[Start of Attachment]

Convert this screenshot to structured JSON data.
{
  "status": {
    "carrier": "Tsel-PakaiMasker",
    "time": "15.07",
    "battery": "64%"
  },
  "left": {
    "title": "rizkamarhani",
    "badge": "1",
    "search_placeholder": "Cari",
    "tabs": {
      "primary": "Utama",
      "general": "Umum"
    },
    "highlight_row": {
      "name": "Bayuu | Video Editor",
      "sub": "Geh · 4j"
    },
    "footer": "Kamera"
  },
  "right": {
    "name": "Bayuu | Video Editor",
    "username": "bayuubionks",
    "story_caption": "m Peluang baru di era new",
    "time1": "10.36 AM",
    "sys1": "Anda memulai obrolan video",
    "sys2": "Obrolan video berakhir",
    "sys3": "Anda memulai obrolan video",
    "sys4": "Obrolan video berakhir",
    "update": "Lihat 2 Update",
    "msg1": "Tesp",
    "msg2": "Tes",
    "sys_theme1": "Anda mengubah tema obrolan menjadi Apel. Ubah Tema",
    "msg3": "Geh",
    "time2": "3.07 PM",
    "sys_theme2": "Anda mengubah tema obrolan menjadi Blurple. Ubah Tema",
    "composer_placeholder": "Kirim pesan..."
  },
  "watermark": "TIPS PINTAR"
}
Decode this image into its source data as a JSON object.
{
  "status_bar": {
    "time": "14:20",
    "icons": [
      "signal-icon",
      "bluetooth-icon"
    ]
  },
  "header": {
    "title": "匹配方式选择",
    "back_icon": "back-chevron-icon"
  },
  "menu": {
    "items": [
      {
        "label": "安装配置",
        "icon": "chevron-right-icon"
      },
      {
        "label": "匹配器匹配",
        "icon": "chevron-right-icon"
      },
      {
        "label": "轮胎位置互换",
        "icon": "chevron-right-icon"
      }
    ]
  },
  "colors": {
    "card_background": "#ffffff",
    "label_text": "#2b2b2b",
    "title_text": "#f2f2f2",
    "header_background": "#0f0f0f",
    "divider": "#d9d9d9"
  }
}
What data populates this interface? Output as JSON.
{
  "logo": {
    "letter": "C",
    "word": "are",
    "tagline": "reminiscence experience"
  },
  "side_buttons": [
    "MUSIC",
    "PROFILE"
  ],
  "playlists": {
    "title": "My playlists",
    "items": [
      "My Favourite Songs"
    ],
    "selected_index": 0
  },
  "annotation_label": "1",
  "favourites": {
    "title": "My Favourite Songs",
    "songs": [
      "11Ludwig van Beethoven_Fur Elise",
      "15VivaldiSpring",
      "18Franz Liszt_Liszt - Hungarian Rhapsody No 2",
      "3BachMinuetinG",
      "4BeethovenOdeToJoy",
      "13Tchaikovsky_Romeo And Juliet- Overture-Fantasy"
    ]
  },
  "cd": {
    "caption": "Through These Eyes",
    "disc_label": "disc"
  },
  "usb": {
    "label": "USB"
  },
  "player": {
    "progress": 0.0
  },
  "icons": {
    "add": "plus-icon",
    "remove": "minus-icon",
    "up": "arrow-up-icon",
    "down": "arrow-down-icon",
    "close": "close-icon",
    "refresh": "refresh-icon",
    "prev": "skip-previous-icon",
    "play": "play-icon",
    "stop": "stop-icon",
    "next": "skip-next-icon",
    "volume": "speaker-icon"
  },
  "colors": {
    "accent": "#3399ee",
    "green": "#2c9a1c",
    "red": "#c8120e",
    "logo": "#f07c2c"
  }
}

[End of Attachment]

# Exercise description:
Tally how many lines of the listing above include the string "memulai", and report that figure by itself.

# Response area:
2